[DATA SECTION]

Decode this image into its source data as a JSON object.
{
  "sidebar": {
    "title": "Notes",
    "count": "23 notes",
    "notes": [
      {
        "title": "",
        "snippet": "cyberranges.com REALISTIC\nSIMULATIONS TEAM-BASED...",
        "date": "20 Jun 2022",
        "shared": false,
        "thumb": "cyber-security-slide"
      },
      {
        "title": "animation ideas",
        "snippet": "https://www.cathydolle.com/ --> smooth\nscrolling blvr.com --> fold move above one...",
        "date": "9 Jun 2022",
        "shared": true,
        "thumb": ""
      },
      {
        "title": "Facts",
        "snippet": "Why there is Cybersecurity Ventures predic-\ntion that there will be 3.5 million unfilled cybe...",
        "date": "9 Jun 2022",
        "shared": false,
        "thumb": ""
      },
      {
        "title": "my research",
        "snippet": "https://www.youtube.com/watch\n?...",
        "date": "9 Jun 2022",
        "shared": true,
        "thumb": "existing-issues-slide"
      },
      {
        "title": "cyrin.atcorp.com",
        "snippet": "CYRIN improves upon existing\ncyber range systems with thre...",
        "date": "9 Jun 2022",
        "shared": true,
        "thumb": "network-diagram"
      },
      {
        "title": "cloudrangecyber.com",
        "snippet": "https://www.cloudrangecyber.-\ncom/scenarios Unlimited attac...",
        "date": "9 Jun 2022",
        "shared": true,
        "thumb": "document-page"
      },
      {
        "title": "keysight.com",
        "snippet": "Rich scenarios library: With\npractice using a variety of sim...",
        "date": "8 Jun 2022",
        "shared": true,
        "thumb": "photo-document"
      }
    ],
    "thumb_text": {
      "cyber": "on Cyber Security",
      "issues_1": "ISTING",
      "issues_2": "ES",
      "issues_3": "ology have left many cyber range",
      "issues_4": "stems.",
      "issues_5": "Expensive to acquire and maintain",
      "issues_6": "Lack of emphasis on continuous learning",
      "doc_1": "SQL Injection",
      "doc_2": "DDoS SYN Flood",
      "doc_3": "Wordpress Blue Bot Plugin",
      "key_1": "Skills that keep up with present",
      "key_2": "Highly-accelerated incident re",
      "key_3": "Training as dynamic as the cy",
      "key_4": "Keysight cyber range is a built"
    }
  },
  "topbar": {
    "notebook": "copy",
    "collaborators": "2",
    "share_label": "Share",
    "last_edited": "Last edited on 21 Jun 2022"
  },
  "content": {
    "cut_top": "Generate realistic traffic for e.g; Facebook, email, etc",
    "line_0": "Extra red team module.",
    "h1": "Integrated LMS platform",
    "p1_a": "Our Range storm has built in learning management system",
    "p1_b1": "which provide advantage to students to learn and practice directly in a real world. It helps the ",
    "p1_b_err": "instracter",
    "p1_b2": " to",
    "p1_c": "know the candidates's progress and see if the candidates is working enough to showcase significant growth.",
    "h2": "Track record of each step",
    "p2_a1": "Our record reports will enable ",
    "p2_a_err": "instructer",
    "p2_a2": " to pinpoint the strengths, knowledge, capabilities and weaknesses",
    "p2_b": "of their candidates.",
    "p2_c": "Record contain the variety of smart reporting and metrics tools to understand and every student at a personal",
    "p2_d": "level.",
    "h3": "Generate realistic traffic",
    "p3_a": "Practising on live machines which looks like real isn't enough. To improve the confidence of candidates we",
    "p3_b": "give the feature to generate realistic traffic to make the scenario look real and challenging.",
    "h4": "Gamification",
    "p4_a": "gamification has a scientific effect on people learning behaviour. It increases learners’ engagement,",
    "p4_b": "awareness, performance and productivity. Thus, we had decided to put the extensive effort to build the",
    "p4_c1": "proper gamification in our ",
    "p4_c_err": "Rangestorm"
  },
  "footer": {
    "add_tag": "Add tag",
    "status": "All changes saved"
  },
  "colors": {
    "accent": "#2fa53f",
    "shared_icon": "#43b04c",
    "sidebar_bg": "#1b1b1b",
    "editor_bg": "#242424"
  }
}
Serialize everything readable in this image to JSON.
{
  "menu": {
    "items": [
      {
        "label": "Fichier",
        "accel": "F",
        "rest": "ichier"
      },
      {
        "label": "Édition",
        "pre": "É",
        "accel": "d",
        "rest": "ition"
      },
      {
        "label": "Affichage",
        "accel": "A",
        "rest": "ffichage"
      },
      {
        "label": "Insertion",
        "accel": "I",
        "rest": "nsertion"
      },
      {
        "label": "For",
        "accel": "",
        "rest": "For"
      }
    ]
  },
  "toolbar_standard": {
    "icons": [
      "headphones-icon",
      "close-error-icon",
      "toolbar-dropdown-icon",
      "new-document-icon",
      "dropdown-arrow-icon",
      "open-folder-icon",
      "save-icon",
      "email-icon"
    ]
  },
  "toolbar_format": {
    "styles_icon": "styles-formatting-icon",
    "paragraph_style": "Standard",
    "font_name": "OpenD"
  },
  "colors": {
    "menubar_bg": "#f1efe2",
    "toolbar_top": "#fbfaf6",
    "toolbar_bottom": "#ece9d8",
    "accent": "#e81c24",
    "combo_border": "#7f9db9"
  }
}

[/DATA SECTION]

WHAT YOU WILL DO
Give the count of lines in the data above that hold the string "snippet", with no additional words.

RESPONSE BOX
7